The reason things like Frankenstein and Jekyll work is because instead of relying on cheap slasher movie gimmicks like gore, they prey on universal, subconscious fears.  Of course on the surface, you have the fact that the creature from Frankenstein has literally been pieced together from body parts, but let’s face it: modern audiences are so desensitized that if dead bodies were all there was to Frankenstein, it would be a snooze fest.  Stories like Frankenstein go deeper than that.

On the second level, you have the story of these two men, Dr. Frankenstein and his creation, who are almost binary opposites.  One represents the ruthlessness of rational thought (Dr. Frankenstein is so obsessively consumed by his work that he hurts the people who love him) and the other represents the danger of human emotions when left untempered by logic (Frankenstein’s creature is driven by raw emotion, which leads him to commit horrendous acts).  The fear, at this stage, comes when the audience realizes that these men represent basic human nature.  Mankind is engaged in a constant struggle to find middle ground between science and nature, logic and emotion, love and hate, and whenever we let any of these go too far in one direction, terrible things happen; we murder, we steal, we destroy, and we inflict misery on others as a result.

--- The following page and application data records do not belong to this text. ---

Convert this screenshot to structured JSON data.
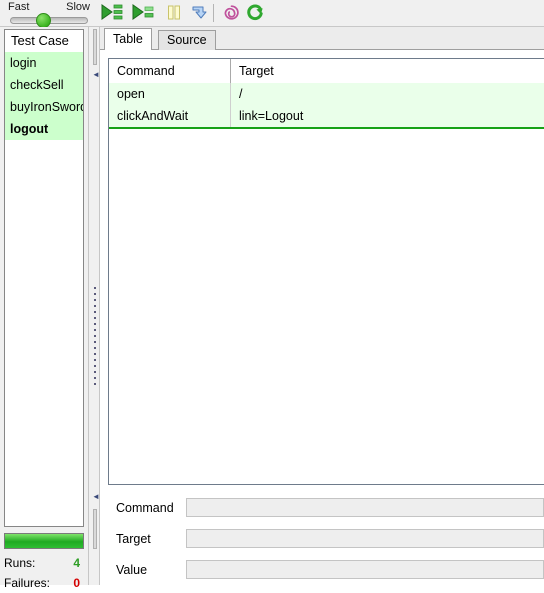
{
  "toolbar": {
    "slider": {
      "fast_label": "Fast",
      "slow_label": "Slow",
      "thumb_position_percent": 36
    },
    "buttons": [
      {
        "name": "run-all-tests-button",
        "icon": "play-all-icon",
        "title": "Play entire test suite",
        "enabled": true
      },
      {
        "name": "run-current-test-button",
        "icon": "play-current-icon",
        "title": "Play current test case",
        "enabled": true
      },
      {
        "name": "pause-button",
        "icon": "pause-icon",
        "title": "Pause",
        "enabled": false
      },
      {
        "name": "step-button",
        "icon": "step-icon",
        "title": "Step",
        "enabled": true
      },
      {
        "name": "rollup-button",
        "icon": "rollup-spiral-icon",
        "title": "Apply rollup rules",
        "enabled": true
      },
      {
        "name": "record-button",
        "icon": "record-circular-arrow-icon",
        "title": "Record",
        "enabled": true
      }
    ]
  },
  "sidebar": {
    "header": "Test Case",
    "items": [
      {
        "label": "login",
        "selected": false
      },
      {
        "label": "checkSell",
        "selected": false
      },
      {
        "label": "buyIronSword",
        "selected": false
      },
      {
        "label": "logout",
        "selected": true
      }
    ],
    "progress": {
      "percent": 100,
      "color": "#2fbe33"
    },
    "stats": [
      {
        "label": "Runs:",
        "value": "4",
        "color": "#2e9e26"
      },
      {
        "label": "Failures:",
        "value": "0",
        "color": "#d40000"
      }
    ]
  },
  "main": {
    "tabs": [
      {
        "label": "Table",
        "active": true
      },
      {
        "label": "Source",
        "active": false
      }
    ],
    "table": {
      "columns": [
        "Command",
        "Target"
      ],
      "rows": [
        {
          "command": "open",
          "target": "/"
        },
        {
          "command": "clickAndWait",
          "target": "link=Logout"
        }
      ]
    },
    "editor": {
      "fields": [
        {
          "label": "Command",
          "value": "",
          "placeholder": ""
        },
        {
          "label": "Target",
          "value": "",
          "placeholder": ""
        },
        {
          "label": "Value",
          "value": "",
          "placeholder": ""
        }
      ]
    }
  }
}
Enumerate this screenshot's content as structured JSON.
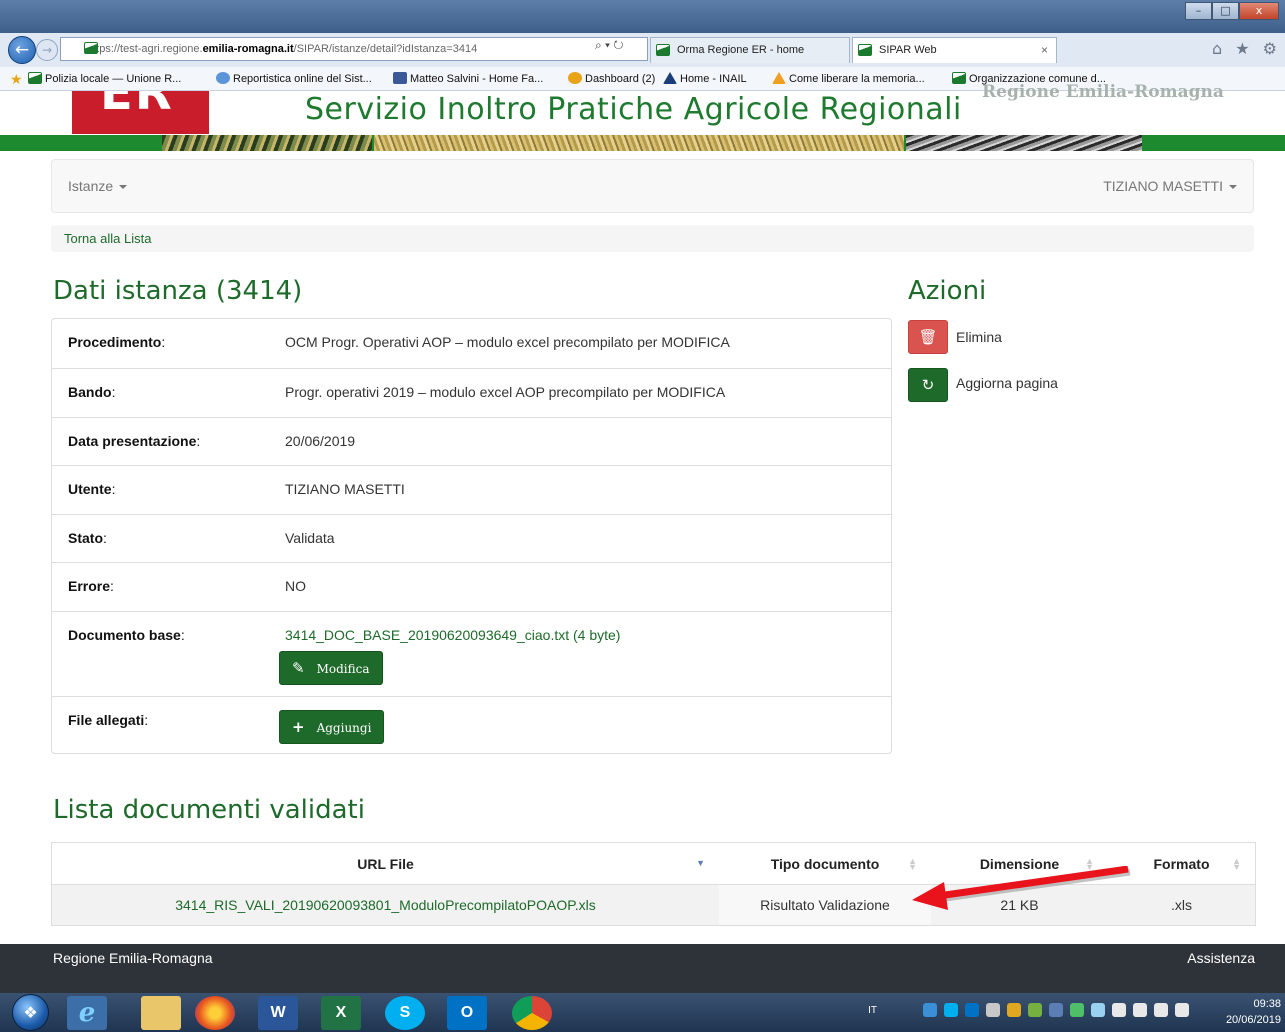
{
  "browser": {
    "address_prefix": "https://test-agri.regione.",
    "address_strong": "emilia-romagna.it",
    "address_suffix": "/SIPAR/istanze/detail?idIstanza=3414",
    "address_tools": "⌕ ▾ ↻",
    "tabs": [
      {
        "label": "Orma Regione ER - home"
      },
      {
        "label": "SIPAR Web",
        "close": "×"
      }
    ],
    "right_icons": "⌂ ★ ⚙",
    "window_buttons": {
      "minimize": "–",
      "maximize": "□",
      "close": "x"
    }
  },
  "favorites": [
    {
      "label": "Polizia locale — Unione R...",
      "icon": "er-flag-icon"
    },
    {
      "label": "Reportistica online del Sist...",
      "icon": "ie-page-icon"
    },
    {
      "label": "Matteo Salvini - Home Fa...",
      "icon": "facebook-icon"
    },
    {
      "label": "Dashboard (2)",
      "icon": "dashboard-icon"
    },
    {
      "label": "Home - INAIL",
      "icon": "inail-icon"
    },
    {
      "label": "Come liberare la memoria...",
      "icon": "acrobat-icon"
    },
    {
      "label": "Organizzazione comune d...",
      "icon": "er-flag-icon"
    }
  ],
  "site": {
    "title": "Servizio Inoltro Pratiche Agricole Regionali",
    "region_ghost": "Regione Emilia-Romagna"
  },
  "navbar": {
    "menu": "Istanze",
    "user": "TIZIANO MASETTI"
  },
  "breadcrumb": {
    "back_link": "Torna alla Lista"
  },
  "detail": {
    "heading": "Dati istanza (3414)",
    "rows": [
      {
        "label": "Procedimento",
        "value": "OCM Progr. Operativi AOP – modulo excel precompilato per MODIFICA"
      },
      {
        "label": "Bando",
        "value": "Progr. operativi 2019 – modulo excel AOP precompilato per MODIFICA"
      },
      {
        "label": "Data presentazione",
        "value": "20/06/2019"
      },
      {
        "label": "Utente",
        "value": "TIZIANO MASETTI"
      },
      {
        "label": "Stato",
        "value": "Validata"
      },
      {
        "label": "Errore",
        "value": "NO"
      },
      {
        "label": "Documento base",
        "value": "3414_DOC_BASE_20190620093649_ciao.txt (4 byte)",
        "button": "Modifica"
      },
      {
        "label": "File allegati",
        "button": "Aggiungi"
      }
    ]
  },
  "actions": {
    "heading": "Azioni",
    "delete": "Elimina",
    "refresh": "Aggiorna pagina"
  },
  "validated": {
    "heading": "Lista documenti validati",
    "columns": [
      "URL File",
      "Tipo documento",
      "Dimensione",
      "Formato"
    ],
    "rows": [
      {
        "url": "3414_RIS_VALI_20190620093801_ModuloPrecompilatoPOAOP.xls",
        "type": "Risultato Validazione",
        "size": "21 KB",
        "format": ".xls"
      }
    ]
  },
  "footer": {
    "left": "Regione Emilia-Romagna",
    "right": "Assistenza"
  },
  "taskbar": {
    "apps": [
      "windows-start",
      "internet-explorer",
      "file-explorer",
      "firefox",
      "word",
      "excel",
      "skype",
      "outlook",
      "chrome"
    ],
    "language": "IT",
    "time": "09:38",
    "date": "20/06/2019"
  },
  "colors": {
    "brand_green": "#1e6a2a",
    "danger_red": "#d9534f",
    "annotation_arrow": "#e8131b"
  }
}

Once that realization is in the audience’s head, it doesn’t take much to shove them toward the third level of terror, because it’s only a matter of time before they realize how horrifyingly easy it would be for them to become the vicious men standing right in front of them.  That is what finally closes the gap between the story and the audience, because as soon as the audience realizes they’re staring themselves in the face, they can’t help but feel sympathy for Dr. Frankenstein and his creature, who are both isolated by the extremity of their natures.  And if you can get an audience to that point, where you’ve inspired such conflicting emotions in them that they’ll walk away from the story questioning themselves and their reactions (or if you’re very lucky, the world around around them), then you know you’ve told a story that will last.